A shared economy is rolling the world, that’s for sure. The direct response is an active lifestyle and a modern world in which big money is filmed.
We increasingly read articles that advocate or condemn the shared economy. What is it all about and why is there such a stir? It can change everything that is obvious and important to us today. Can you imagine a world in which little boys no longer want their own cars and houses? It is this world that meets us and is defined by a shared economy.
What is the shared economy actually about?
– does not exclude personal property but does not need it;
– replaces the investment in assets for the purchase of services;
– is based on trust and built through the Internet.
Shared economy is another evolutionary step in our social life. For a long time, people tried to accumulate wealth and money so that they could use it and pass it on to their offspring. The vision of car ownership, real estate and people’s motivation to improve the work they do is the driving force behind all the founders of large corporations and corporations, helping people have smaller and larger goals in their lives.
Ownership itself, however, runs into existential problems, as young people feel insecure and love to live only what is right now. To a large extent, the Internet has contributed to the boom in the shared economy, which has made it possible to keep in touch with virtually anyone in the world, not just with a narrow circle of friends and family.
The basic prerequisite for a shared economy is to limit traditional ownership (especially cars and real estate) and replace it by renting and sharing. In short, you don’t have your own car, and you don’t even need it, because thanks to the Internet you can find out who is traveling in the same direction and put yourself on it. Short-term rental of real estate via Airbnb is also proof that the shared economy is already developing and is facing positive times.
It has always worked and it still works today, although we are not very aware of it: we borrow tools and clothes, and no one finds it strange. This is mainly the case between friends and family, but the Internet makes it possible to expand these social circles.
However, it does not rule out ownership as such, as someone will still have to own those cars – just offering them for sharing and renting. However, this should be the role of companies that would also be able to offer customers guarantees and stable price conditions.
The young generation sees things differently. She is reconciled to the temporary nature and the fact that she may not own some things.
It uses platforms like Uber, Airbnb, Bla Bla Car and is happy because it receives a service that fits her lifestyle ideas. “With different platforms, they have the opportunity to share items, knowledge, money, experience, networks, content and various other things – including cars and housing,” says Bla Bla Car.
Bla Bla Car also foresees at least important principles that drive a shared economy:
– Unused things lose value
– Access to things is better than ownership
– Trust among strangers on the Internet

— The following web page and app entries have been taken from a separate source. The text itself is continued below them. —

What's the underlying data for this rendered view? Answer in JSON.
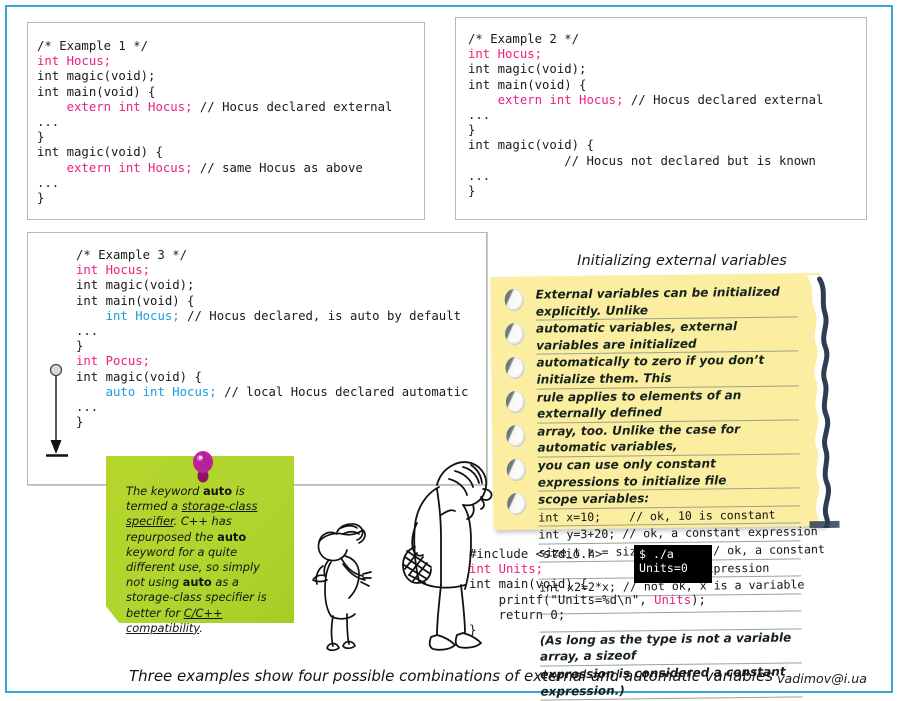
{
  "frame": {
    "border_color": "#3aa6d8"
  },
  "colors": {
    "keyword_pink": "#ef1e7e",
    "keyword_blue": "#1b9ede",
    "note_yellow": "#fbeea0",
    "sticky_green": "#b4d52c",
    "terminal_bg": "#000000"
  },
  "examples": {
    "ex1": {
      "title": "/* Example 1 */",
      "lines": [
        [
          {
            "t": "/* Example 1 */",
            "c": "plain"
          }
        ],
        [
          {
            "t": "int Hocus;",
            "c": "pink"
          }
        ],
        [
          {
            "t": "int magic(void);",
            "c": "plain"
          }
        ],
        [
          {
            "t": "int main(void) {",
            "c": "plain"
          }
        ],
        [
          {
            "t": "    ",
            "c": "plain"
          },
          {
            "t": "extern int Hocus;",
            "c": "pink"
          },
          {
            "t": " // Hocus declared external",
            "c": "plain"
          }
        ],
        [
          {
            "t": "...",
            "c": "plain"
          }
        ],
        [
          {
            "t": "}",
            "c": "plain"
          }
        ],
        [
          {
            "t": "int magic(void) {",
            "c": "plain"
          }
        ],
        [
          {
            "t": "    ",
            "c": "plain"
          },
          {
            "t": "extern int Hocus;",
            "c": "pink"
          },
          {
            "t": " // same Hocus as above",
            "c": "plain"
          }
        ],
        [
          {
            "t": "...",
            "c": "plain"
          }
        ],
        [
          {
            "t": "}",
            "c": "plain"
          }
        ]
      ]
    },
    "ex2": {
      "title": "/* Example 2 */",
      "lines": [
        [
          {
            "t": "/* Example 2 */",
            "c": "plain"
          }
        ],
        [
          {
            "t": "int Hocus;",
            "c": "pink"
          }
        ],
        [
          {
            "t": "int magic(void);",
            "c": "plain"
          }
        ],
        [
          {
            "t": "int main(void) {",
            "c": "plain"
          }
        ],
        [
          {
            "t": "    ",
            "c": "plain"
          },
          {
            "t": "extern int Hocus;",
            "c": "pink"
          },
          {
            "t": " // Hocus declared external",
            "c": "plain"
          }
        ],
        [
          {
            "t": "...",
            "c": "plain"
          }
        ],
        [
          {
            "t": "}",
            "c": "plain"
          }
        ],
        [
          {
            "t": "int magic(void) {",
            "c": "plain"
          }
        ],
        [
          {
            "t": "             // Hocus not declared but is known",
            "c": "plain"
          }
        ],
        [
          {
            "t": "...",
            "c": "plain"
          }
        ],
        [
          {
            "t": "}",
            "c": "plain"
          }
        ]
      ]
    },
    "ex3": {
      "title": "/* Example 3 */",
      "lines": [
        [
          {
            "t": "/* Example 3 */",
            "c": "plain"
          }
        ],
        [
          {
            "t": "int Hocus;",
            "c": "pink"
          }
        ],
        [
          {
            "t": "int magic(void);",
            "c": "plain"
          }
        ],
        [
          {
            "t": "int main(void) {",
            "c": "plain"
          }
        ],
        [
          {
            "t": "    ",
            "c": "plain"
          },
          {
            "t": "int Hocus;",
            "c": "blue"
          },
          {
            "t": " // Hocus declared, is auto by default",
            "c": "plain"
          }
        ],
        [
          {
            "t": "...",
            "c": "plain"
          }
        ],
        [
          {
            "t": "}",
            "c": "plain"
          }
        ],
        [
          {
            "t": "",
            "c": "plain"
          }
        ],
        [
          {
            "t": "int Pocus;",
            "c": "pink"
          }
        ],
        [
          {
            "t": "",
            "c": "plain"
          }
        ],
        [
          {
            "t": "int magic(void) {",
            "c": "plain"
          }
        ],
        [
          {
            "t": "    ",
            "c": "plain"
          },
          {
            "t": "auto int Hocus;",
            "c": "blue"
          },
          {
            "t": " // local Hocus declared automatic",
            "c": "plain"
          }
        ],
        [
          {
            "t": "...",
            "c": "plain"
          }
        ],
        [
          {
            "t": "}",
            "c": "plain"
          }
        ]
      ]
    }
  },
  "yellow_note": {
    "title": "Initializing external variables",
    "hole_count": 7,
    "body": [
      {
        "kind": "italic",
        "text": "External variables can be initialized explicitly. Unlike"
      },
      {
        "kind": "italic",
        "text": "automatic variables, external variables are initialized"
      },
      {
        "kind": "italic",
        "text": "automatically to zero if you don’t initialize them. This"
      },
      {
        "kind": "italic",
        "text": "rule applies to elements of an externally defined"
      },
      {
        "kind": "italic",
        "text": "array, too. Unlike the case for automatic variables,"
      },
      {
        "kind": "italic",
        "text": "you can use only constant expressions to initialize file"
      },
      {
        "kind": "italic",
        "text": "scope variables:"
      },
      {
        "kind": "code",
        "text": "int x=10;    // ok, 10 is constant"
      },
      {
        "kind": "code",
        "text": "int y=3+20; // ok, a constant expression"
      },
      {
        "kind": "code",
        "text": "size_t z = sizeof(int); // ok, a constant"
      },
      {
        "kind": "code",
        "text": "                    // expression"
      },
      {
        "kind": "code",
        "text": "int x2=2*x; // not ok, x is a variable"
      },
      {
        "kind": "blank",
        "text": ""
      },
      {
        "kind": "blank",
        "text": ""
      },
      {
        "kind": "italic",
        "text": "(As long as the type is not a variable array, a sizeof"
      },
      {
        "kind": "italic",
        "text": "expression is considered a constant expression.)"
      }
    ]
  },
  "green_note": {
    "segments": [
      {
        "t": "The keyword ",
        "s": "italic"
      },
      {
        "t": "auto",
        "s": "bold"
      },
      {
        "t": " is termed a ",
        "s": "italic"
      },
      {
        "t": "storage-class specifier",
        "s": "italic-underline"
      },
      {
        "t": ". C++ has repurposed the ",
        "s": "italic"
      },
      {
        "t": "auto",
        "s": "bold"
      },
      {
        "t": " keyword for a quite different use, so simply not using ",
        "s": "italic"
      },
      {
        "t": "auto",
        "s": "bold"
      },
      {
        "t": " as a storage-class specifier is better for ",
        "s": "italic"
      },
      {
        "t": "C/C++ compatibility",
        "s": "italic-underline"
      },
      {
        "t": ".",
        "s": "italic"
      }
    ],
    "plain_text": "The keyword auto is termed a storage-class specifier. C++ has repurposed the auto keyword for a quite different use, so simply not using auto as a storage-class specifier is better for C/C++ compatibility."
  },
  "bottom_program": {
    "lines": [
      [
        {
          "t": "#include <stdio.h>",
          "c": "plain"
        }
      ],
      [
        {
          "t": "int Units;",
          "c": "pink"
        }
      ],
      [
        {
          "t": "int main(void) {",
          "c": "plain"
        }
      ],
      [
        {
          "t": "    printf(\"Units=%d\\n\", ",
          "c": "plain"
        },
        {
          "t": "Units",
          "c": "pink"
        },
        {
          "t": ");",
          "c": "plain"
        }
      ],
      [
        {
          "t": "    return 0;",
          "c": "plain"
        }
      ],
      [
        {
          "t": "}",
          "c": "plain"
        }
      ]
    ]
  },
  "terminal": {
    "prompt_line": "$ ./a",
    "output_line": "Units=0"
  },
  "caption": "Three examples show four possible combinations of external and automatic variables",
  "signature": "vadimov@i.ua"
}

Today, the shared economy is often written as something that inevitably has to come and it is time. The exclusion of property is considered obsolete and outdated because its price of excessive and practical use questionable. Apparently, up to 90 percent of the time is spent somewhere parked, unused. Should we only pay ten percent of the total price of the car or should we look for a more cost-effective alternative? The first option is nonsense, the second is not.
The model of renting and sharing instead of ownership counts on a company in which everyone earns throughout their lives and invests the same or more money in services instead of investing in material. The retirement age associated with lower income and thus the inability to pay for sharing services is a risk and threat to the whole concept of a shared economy.
The current institute of property is good in that when a person buys a car, after it is paid out, value remains in his hands; maybe half or even lower, but some value. Even if the car has been paying off for ten years, it can continue to drive for decades if it cares well for it, or sell it and use the funds to buy another.
However, after ten years of rent, they will pay the same money, but without any investment in value. All he has to do is pay for short-term rentals and sharing, but with less chance of change. And if this person gets into retirement age, or if he or she faces serious obstacles, such as illness or a change in his / her life situation, he / she will be pushed aside.
The United States is a good example of how such a lifestyle does not work for rent. They are proof that even a wealthy person can become homeless within a year and lose both a house and a Porsche, which he actually only leases for a long time. If he had his own car and his own house, there would be a chance to sell them and get something cheaper, while still financially going green.
A shared economy will make it possible to shift capitalism and entrepreneurship from company to person. It will enable the emergence of new ways of living based on the provision of services through publicly available Internet platforms. Many more people will be able to rent their cars and real estate for a short time to help others and make some money.
In this respect, quality, universal and secure Internet platforms for publishing offers and contact between provider and customer are essential. Nowadays, services such as Airbnb, Bla Bla Car or the mentioned Uber perform these tasks correctly.
Is a shared economy feasible in the long term? Will we be tolerated by all legislation? In fact, we already live and use it to our advantage, even if it penetrates the world of cars and real estate a little harder. Here it is necessary to build confidence and increase security. However, it is quite certain that, especially in large cities, the concept of shared economy will continue to grow and contribute to a significant change in the lifestyles of the coming generations.